So I am at Geneva airport on my way home. We flew in on Tuesday to begin to sort out my father's estate. It felt very good to get out of Israel and out of the house on which he died. When I arrived in Israel, I wandered into his bedroom and saw a massive digital clock that he spent ages haggling over and buying in Thailand. First I groaned at the memory of us standing at a market stall and him taking an hour to negotiate a deal over an item that cost less than a meal out. Then I saw him, in my mind's eye, lying in bed, virtually blind without his glasses, looking at the large digits on the clock and thinking : that's better. And it made me smile. And all the small things in the house that he bought and brought and considered and loved I suddenly loved too and I thought, you mad mad amazing ridiculous man.
We have been trying to work out what to put on his gravestone. It's not easy because his father's inscription is just above it and we need something that is similar, personal to him and yet doesn't eclipse his memory. This is still a work on progress, but we need to have it done soon and definitely before I head back in February for the stone laying service. This is strictly supposed to be 30 days after the death, but Jewish law is surprisingly flexible on this point.
Small story which probably won't make sense to anyone but me, but I wanted to write it down to remember it. Many years ago, there was a television ad in Israel for McDonald's. It was advertising their new flamegrilled burger or something.
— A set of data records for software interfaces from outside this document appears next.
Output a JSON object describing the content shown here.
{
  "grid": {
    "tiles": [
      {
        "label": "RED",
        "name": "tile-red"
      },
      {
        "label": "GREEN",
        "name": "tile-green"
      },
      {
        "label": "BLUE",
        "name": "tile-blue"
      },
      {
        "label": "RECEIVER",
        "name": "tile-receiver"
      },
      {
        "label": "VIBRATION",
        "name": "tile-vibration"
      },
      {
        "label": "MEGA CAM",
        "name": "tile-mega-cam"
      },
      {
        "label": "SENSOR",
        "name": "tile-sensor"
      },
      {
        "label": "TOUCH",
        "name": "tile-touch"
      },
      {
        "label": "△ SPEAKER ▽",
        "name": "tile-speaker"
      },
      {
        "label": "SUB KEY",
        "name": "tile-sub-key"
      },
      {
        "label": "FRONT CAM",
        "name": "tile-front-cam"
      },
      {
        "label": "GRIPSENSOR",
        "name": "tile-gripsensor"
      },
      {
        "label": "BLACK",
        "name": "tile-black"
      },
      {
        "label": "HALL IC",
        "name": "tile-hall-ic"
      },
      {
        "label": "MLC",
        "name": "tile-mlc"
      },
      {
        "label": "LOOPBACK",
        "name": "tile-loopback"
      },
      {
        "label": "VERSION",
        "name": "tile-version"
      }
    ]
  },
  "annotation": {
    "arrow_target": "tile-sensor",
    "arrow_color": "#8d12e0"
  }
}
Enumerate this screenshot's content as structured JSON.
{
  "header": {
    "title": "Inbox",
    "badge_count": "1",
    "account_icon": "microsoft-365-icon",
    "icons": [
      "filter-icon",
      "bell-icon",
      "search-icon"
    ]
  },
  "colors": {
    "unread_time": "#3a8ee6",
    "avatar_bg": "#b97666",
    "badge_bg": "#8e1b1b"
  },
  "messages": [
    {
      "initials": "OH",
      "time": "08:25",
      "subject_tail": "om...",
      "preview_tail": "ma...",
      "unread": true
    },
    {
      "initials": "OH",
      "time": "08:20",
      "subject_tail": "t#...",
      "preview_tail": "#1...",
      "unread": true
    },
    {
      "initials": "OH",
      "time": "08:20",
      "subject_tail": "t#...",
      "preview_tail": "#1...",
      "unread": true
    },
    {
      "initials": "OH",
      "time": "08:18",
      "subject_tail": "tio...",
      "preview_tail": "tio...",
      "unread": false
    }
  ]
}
It featured an Indian guy recalling that his grandfather walked on hot coals and his father walked on hot coals. When his father approached him to follow in the same vein, he said "Abi Babbi, are you crazy? I only walk on hot coals at McDonald's!" Abi Babbi is a bizarre bastardisation of the Hebrew word for father (abba). I took to calling my father Abi Babbi and he thought it was hilarous. So it stuck. I called him that on his death bed. If all things were equal and I didn't have to consider anyone else, I would write the following on my father's grave: "Abi Babbi walked on hot coals".
So that's it. Unless I feel the need to post again, this blog has fulfilled it's orginal purpose. It kept people updated about what was going on and of our journey. That journey is now ended. Obviously, we all remain and I hope to go back to work soon. But this chapter is closing. If my writing has been of any use to anyone, I am glad. It definitely was to me. Thanks for listening. It helped.